- Support your most vulnerable students. Certain young people are more likely to be teased, treated poorly or bullied. It often stems from the fact that those being hurtful perceive them as being different from the rest of the peers in the group in some way. Often this can be improved by making a concentrated effort to helping them discover the things they do have in common (and teaching them how to do it without your help). It can also be helpful to remind students they are all a part of your classroom or ministry family and should treat each other accordingly. What that looks like as far as how they interact with one another should be thoroughly described by you, in case the families of some of your students are also toxic in the ways they interact with one another.
- Address suspected toxic behaviors swiftly, privately and in a firm, but loving manner. There is an old saying that “hurting people hurt people”. That doesn’t excuse their toxic behavior, but it helps you better understand the root causes that may need to be addressed. Be aware though that asking a child with poor metacognition skills what they were thinking before they said or did something hurtful, will be answered with blank looks. Sometimes, asking what is bothering them and continuing to ask them to dig a little deeper, may reveal the cause of the pain that encouraged the toxic behavior. Sometimes it may be something simple lack a poor night’s sleep or skipping breakfast that morning. In other cases, you may find the person has a deeper, more serious pain that needs to be addressed. Regardless of the cause, children who behave poorly towards others do need to be lovingly, but firmly corrected. If there are repeated instances, helping the child develop strategies for making better choices in their interactions with others can be life changing.
Don’t excuse the toxic behavior of children or teens towards their peers as “children will be children”. There is never an excuse for being unkind or cruel towards others.
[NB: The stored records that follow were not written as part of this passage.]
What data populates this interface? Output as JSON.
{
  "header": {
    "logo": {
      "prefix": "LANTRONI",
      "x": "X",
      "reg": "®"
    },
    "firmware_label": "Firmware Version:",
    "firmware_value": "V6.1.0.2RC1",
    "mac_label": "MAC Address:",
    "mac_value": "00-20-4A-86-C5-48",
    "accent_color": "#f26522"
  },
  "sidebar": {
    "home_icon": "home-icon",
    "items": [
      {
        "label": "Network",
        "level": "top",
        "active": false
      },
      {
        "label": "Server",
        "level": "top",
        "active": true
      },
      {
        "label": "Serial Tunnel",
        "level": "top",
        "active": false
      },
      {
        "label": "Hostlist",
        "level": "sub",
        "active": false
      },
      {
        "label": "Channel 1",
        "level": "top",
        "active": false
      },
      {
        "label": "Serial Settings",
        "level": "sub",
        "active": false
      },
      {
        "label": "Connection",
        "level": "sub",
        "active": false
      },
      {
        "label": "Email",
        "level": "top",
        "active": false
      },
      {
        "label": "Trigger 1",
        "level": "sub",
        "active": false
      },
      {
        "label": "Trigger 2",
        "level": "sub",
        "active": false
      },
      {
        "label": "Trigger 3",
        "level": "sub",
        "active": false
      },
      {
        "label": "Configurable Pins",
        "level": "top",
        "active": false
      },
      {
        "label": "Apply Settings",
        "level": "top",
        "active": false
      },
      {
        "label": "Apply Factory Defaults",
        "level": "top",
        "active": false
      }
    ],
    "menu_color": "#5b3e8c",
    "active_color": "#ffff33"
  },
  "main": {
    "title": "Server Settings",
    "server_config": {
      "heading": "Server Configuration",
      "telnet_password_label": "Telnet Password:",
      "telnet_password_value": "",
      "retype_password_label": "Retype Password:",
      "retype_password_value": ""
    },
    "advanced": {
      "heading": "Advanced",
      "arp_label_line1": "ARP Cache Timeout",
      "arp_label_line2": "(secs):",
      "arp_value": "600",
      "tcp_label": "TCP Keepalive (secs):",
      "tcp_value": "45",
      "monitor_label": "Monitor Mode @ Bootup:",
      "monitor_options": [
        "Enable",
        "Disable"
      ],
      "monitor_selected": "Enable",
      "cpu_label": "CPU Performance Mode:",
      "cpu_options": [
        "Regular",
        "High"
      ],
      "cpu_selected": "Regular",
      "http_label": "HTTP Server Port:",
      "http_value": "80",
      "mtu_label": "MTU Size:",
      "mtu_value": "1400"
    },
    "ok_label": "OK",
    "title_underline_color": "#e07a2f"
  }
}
Find out if it is happening in your classroom or ministry and root it out. Your students are counting on you and your ministry will be enhanced once it truly is a loving, caring environment on all levels.